THE grandmother of a friend of mine was a marine biologist in an age when it could provide a livelihood for few men, let alone women. When she passed away, she left her granddaughter a unique and lovely gift from the sea: a set of individually framed seaweeds that she had ever-so-carefully lifted from the water on sheets of paper so as to preserve some semblance of their glory for posterity. Each specimen was lovingly hand-lettered in the clear and flowing script of a bygone age.
My students don't realize how much they know about the seaweeds already. Before I left for the coast, I went over them in depth. The fact that seaweeds have no roots because they get their nutrients from the seawater that surrounds them. Some seaweeds are edible: dulse and kelp, for example. Other seaweeds live out their lives attached only to other seaweeds. The dense mats and forests of seaweeds provide both food and a refuge for a tremendous array of animals, juvenile and adult.

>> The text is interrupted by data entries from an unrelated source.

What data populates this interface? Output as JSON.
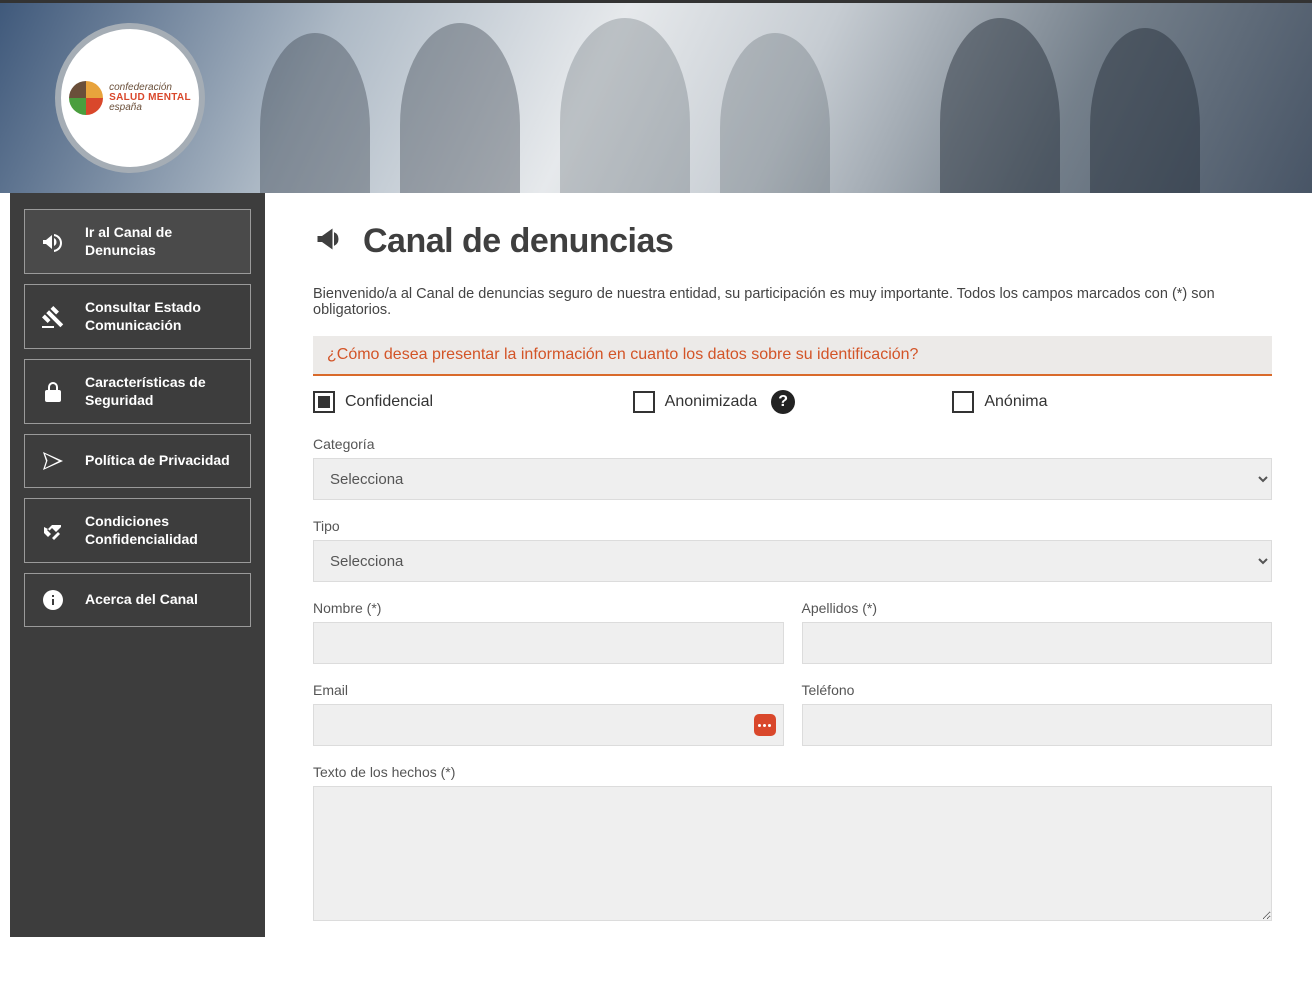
{
  "logo": {
    "line1": "confederación",
    "line2": "SALUD MENTAL",
    "line3": "españa"
  },
  "sidebar": {
    "items": [
      {
        "id": "canal",
        "label": "Ir al Canal de Denuncias"
      },
      {
        "id": "estado",
        "label": "Consultar Estado Comunicación"
      },
      {
        "id": "seguridad",
        "label": "Características de Seguridad"
      },
      {
        "id": "privacidad",
        "label": "Política de Privacidad"
      },
      {
        "id": "condiciones",
        "label": "Condiciones Confidencialidad"
      },
      {
        "id": "acerca",
        "label": "Acerca del Canal"
      }
    ]
  },
  "page": {
    "title": "Canal de denuncias",
    "intro": "Bienvenido/a al Canal de denuncias seguro de nuestra entidad, su participación es muy importante. Todos los campos marcados con (*) son obligatorios.",
    "question": "¿Cómo desea presentar la información en cuanto los datos sobre su identificación?"
  },
  "identification": {
    "options": {
      "confidencial": "Confidencial",
      "anonimizada": "Anonimizada",
      "anonima": "Anónima"
    },
    "selected": "confidencial"
  },
  "form": {
    "categoria": {
      "label": "Categoría",
      "placeholder": "Selecciona"
    },
    "tipo": {
      "label": "Tipo",
      "placeholder": "Selecciona"
    },
    "nombre": {
      "label": "Nombre (*)"
    },
    "apellidos": {
      "label": "Apellidos (*)"
    },
    "email": {
      "label": "Email"
    },
    "telefono": {
      "label": "Teléfono"
    },
    "texto": {
      "label": "Texto de los hechos (*)"
    }
  }
}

The incoming tide augurs the end of my collecting. In my bucket I have 15 different species. Not bad. I pack up and begin the drive back to school. When I arrive, I will fill 15 fingerbowls with cold, clear seawater and reverentially transfer a seaweed into each one.
When my students enter the laboratory they will set to work, touching, examining, sketching. I feel as if I have prepared a feast for them, and I will stand on the threshold, wringing my hands in deep satisfaction as something that was ill-thought-of, or even un-thought-of, slowly becomes extraordinary for them.
For a teacher, it doesn't get much better than this.